The anti-nuclear activists claim the rocket could explode and send radiation falling to Earth. But the sun is a giant nuclear reaction, constantly pummeling the Earth with radiation. The atmosphere is designed to keep the radiation out. The activists also claim that parts of the rocket could fall back to Earth and spread radiation. NASA has published proven statistics that if the rocket was destroyed at its closest proximity to Earth, there would be only a one in a million chance of anything getting back to the Earth.
Nuclear power plants are everywhere in United States, and are just as dangerous as the rocket, but the rocket is thousands of miles from Earth, where it isn't going to hurt anyone.
So, why are people still frightened by this rocket? People do not fear the rocket itself, or the small nuclear reactor it carries. They fear nuclear power and this satellite is only an scapegoat. Most Americans know little, if anything, about nuclear power, and people fear what they do not understand. Nuclear power is actually one of the safest forms of power. Chances are much, much greater of being killed in a car accident than in a nuclear accident. Yet, people aren't picketing the highways, clamoring about the "horrible dangers." Driving is under their control. Americans don't know who controls the reactors in power plants, so they fear that some untrained worker will cause the end of the world. In the popular cartoon show, "The Simpsons," the father is a blundering imbecile who works at the town's nuclear power plant. He frequently has near-misses at blowing the city up.

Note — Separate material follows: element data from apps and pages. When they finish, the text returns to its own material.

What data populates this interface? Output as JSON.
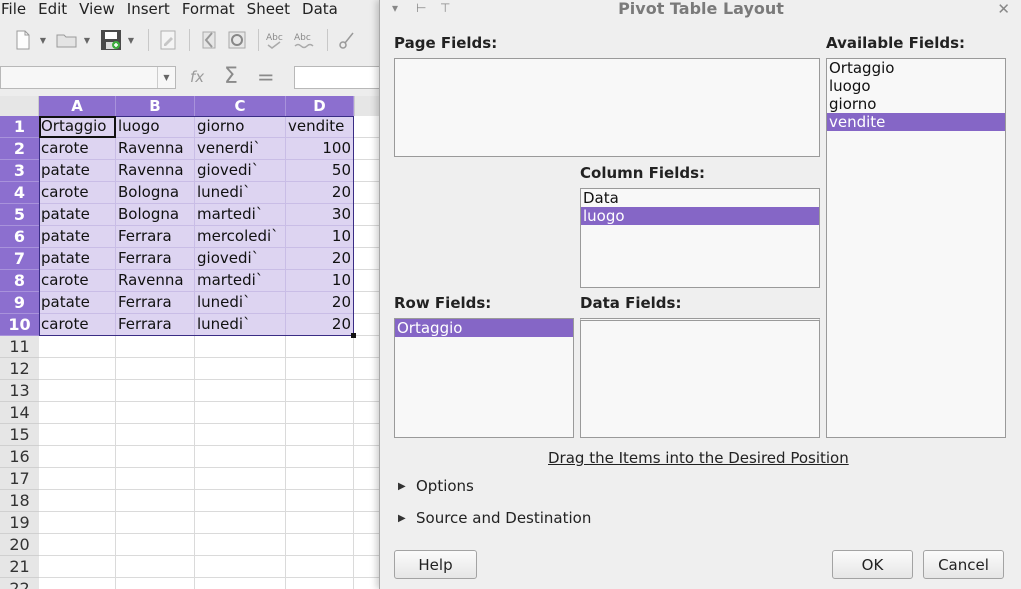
{
  "menubar": {
    "items": [
      "File",
      "Edit",
      "View",
      "Insert",
      "Format",
      "Sheet",
      "Data"
    ]
  },
  "toolbar": {
    "icons": [
      "new-document-icon",
      "open-folder-icon",
      "save-icon",
      "edit-file-icon",
      "export-pdf-icon",
      "print-preview-icon",
      "spellcheck-icon",
      "autospell-icon",
      "cut-icon"
    ]
  },
  "formula_bar": {
    "fx": "fx",
    "sum": "Σ",
    "equals": "="
  },
  "sheet": {
    "columns": [
      "A",
      "B",
      "C",
      "D"
    ],
    "row_numbers": [
      "1",
      "2",
      "3",
      "4",
      "5",
      "6",
      "7",
      "8",
      "9",
      "10",
      "11",
      "12",
      "13",
      "14",
      "15",
      "16",
      "17",
      "18",
      "19",
      "20",
      "21",
      "22"
    ],
    "rows": [
      [
        "Ortaggio",
        "luogo",
        "giorno",
        "vendite"
      ],
      [
        "carote",
        "Ravenna",
        "venerdi`",
        "100"
      ],
      [
        "patate",
        "Ravenna",
        "giovedi`",
        "50"
      ],
      [
        "carote",
        "Bologna",
        "lunedi`",
        "20"
      ],
      [
        "patate",
        "Bologna",
        "martedi`",
        "30"
      ],
      [
        "patate",
        "Ferrara",
        "mercoledi`",
        "10"
      ],
      [
        "patate",
        "Ferrara",
        "giovedi`",
        "20"
      ],
      [
        "carote",
        "Ravenna",
        "martedi`",
        "10"
      ],
      [
        "patate",
        "Ferrara",
        "lunedi`",
        "20"
      ],
      [
        "carote",
        "Ferrara",
        "lunedi`",
        "20"
      ]
    ],
    "selection_color": "#8c6fcf"
  },
  "dialog": {
    "title": "Pivot Table Layout",
    "page_fields_label": "Page Fields:",
    "available_fields_label": "Available Fields:",
    "available_fields": [
      "Ortaggio",
      "luogo",
      "giorno",
      "vendite"
    ],
    "available_selected": "vendite",
    "column_fields_label": "Column Fields:",
    "column_fields": [
      "Data",
      "luogo"
    ],
    "column_selected": "luogo",
    "row_fields_label": "Row Fields:",
    "row_fields": [
      "Ortaggio"
    ],
    "row_selected": "Ortaggio",
    "data_fields_label": "Data Fields:",
    "drag_hint": "Drag the Items into the Desired Position",
    "options_label": "Options",
    "source_label": "Source and Destination",
    "help_label": "Help",
    "ok_label": "OK",
    "cancel_label": "Cancel",
    "accent": "#8566c6"
  }
}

There really isn't anything to fear from Cassini. Cassini will hopefully discover important details about the solar system with minimal risk. u